In this, Dickenson was akin to the trained artist who, upon entering a baroque cathedral in which every square inch has been frescoed by a master, does not stand and gawk like a tourist, but, selecting a few square feet, sticks his nose up to it, finding more to wonder at in the individual brush strokes within that tiny space than the untutored tourist discovers in the totality of the thing.
Embrace life’s frames
Our age, it seems, contemns and even fears the ordinary, the repetitive, the limited. A life of stable respectability is, we are convinced, a trap, a way to lose one’s soul, a bourgeois selling-out.
Many of my generation, for instance, view marriage with undisguised horror, the mere idea of binding oneself to a single lover for a lifetime considered as something akin to voluntarily condemning oneself to a life’s sentence. And as for children, could there be anything more limiting, more certain to reduce possibilities, anything that more completely encowls one in a straight-jacket of cramped, daily, inescapable duty?
But what we fail to understand is that marriage, like every choice we ever make, is – or, at least, can be – just one more frame that, by narrowing our limits, enlarges our possibilities.
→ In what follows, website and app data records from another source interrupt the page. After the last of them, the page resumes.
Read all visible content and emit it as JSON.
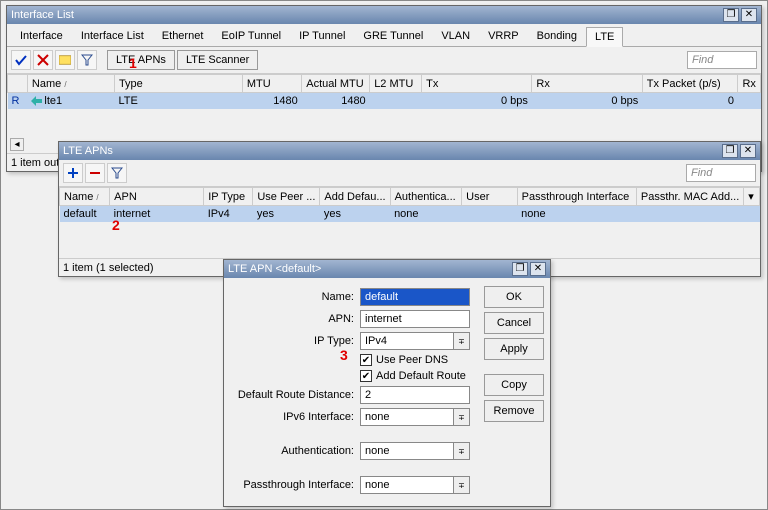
{
  "win1": {
    "title": "Interface List",
    "tabs": [
      "Interface",
      "Interface List",
      "Ethernet",
      "EoIP Tunnel",
      "IP Tunnel",
      "GRE Tunnel",
      "VLAN",
      "VRRP",
      "Bonding",
      "LTE"
    ],
    "active_tab": "LTE",
    "toolbar": {
      "lteapns": "LTE APNs",
      "ltescanner": "LTE Scanner"
    },
    "find": "Find",
    "cols": [
      "",
      "Name",
      "Type",
      "MTU",
      "Actual MTU",
      "L2 MTU",
      "Tx",
      "Rx",
      "Tx Packet (p/s)",
      "Rx"
    ],
    "row": {
      "flag": "R",
      "name": "lte1",
      "type": "LTE",
      "mtu": "1480",
      "amtu": "1480",
      "l2mtu": "",
      "tx": "0 bps",
      "rx": "0 bps",
      "txp": "0"
    },
    "status": "1 item out of"
  },
  "win2": {
    "title": "LTE APNs",
    "find": "Find",
    "cols": [
      "Name",
      "APN",
      "IP Type",
      "Use Peer ...",
      "Add Defau...",
      "Authentica...",
      "User",
      "Passthrough Interface",
      "Passthr. MAC Add..."
    ],
    "row": {
      "name": "default",
      "apn": "internet",
      "iptype": "IPv4",
      "peerdns": "yes",
      "adddef": "yes",
      "auth": "none",
      "user": "",
      "ptif": "none",
      "ptmac": ""
    },
    "status": "1 item (1 selected)"
  },
  "win3": {
    "title": "LTE APN <default>",
    "labels": {
      "name": "Name:",
      "apn": "APN:",
      "iptype": "IP Type:",
      "peerdns": "Use Peer DNS",
      "adddef": "Add Default Route",
      "drd": "Default Route Distance:",
      "ipv6": "IPv6 Interface:",
      "auth": "Authentication:",
      "pt": "Passthrough Interface:"
    },
    "values": {
      "name": "default",
      "apn": "internet",
      "iptype": "IPv4",
      "drd": "2",
      "ipv6": "none",
      "auth": "none",
      "pt": "none"
    },
    "buttons": {
      "ok": "OK",
      "cancel": "Cancel",
      "apply": "Apply",
      "copy": "Copy",
      "remove": "Remove"
    }
  },
  "markers": {
    "m1": "1",
    "m2": "2",
    "m3": "3"
  }
}
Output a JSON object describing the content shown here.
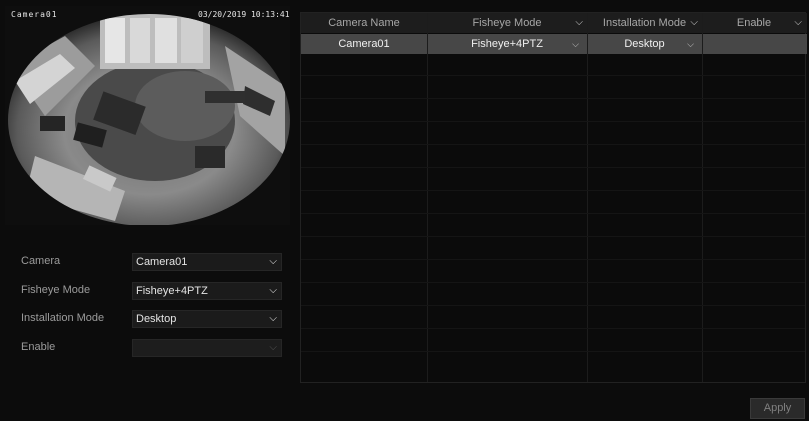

It is quite simply a statement of fact that even the most successful playboy, who every night beds a different beauty, will, so long as he pursues this path, be condemned never to taste the more rarified pleasures of authentic intimacy, earned through decades of faithfulness to a single woman. To taste of these he would have to choose, and in choosing, to limit himself; and it is precisely this that he will not dare to do.
The same thing can be said of the many other restlessnesses of our age. We are an endlessly mobile people, continuously changing jobs and moving cities. We are an endlessly distracted people, chasing stimulation, lest our mind ever be left alone with its thoughts.
Some of this comes of necessity, an unavoidable and unpleasant side-effect of the obliteration of distance caused by easy travel, and by technology and globalization. But much of it is by choice, the conscious cultivation of an insatiable appetite for change.
The risk, however, is that so long as we chase our pleasures on the superficial, two-dimensional plane of novelty, we will remain completely ignorant of the oceanic, three-dimensional depths of meaning that lie hidden just beneath the appearances of things.
We cannot have both change and stability. We must choose. And we have much too swiftly and uncritically accepted the belief that choosing novelty is always preferable to repetition, or that stability and adventure are somehow inherently opposed.
After all, what if it is true, as Chesterton once said, that, “If you look at a thing nine hundred and ninety-nine times, you are perfectly safe; if you look at it the thousandth time, you are in frightful danger of seeing it for the first time”?
If this is so, then in our frantic quest to always look at or experience something new by fleeing the familiar, do we not run the grave risk of never truly seeing or experiencing anything at all?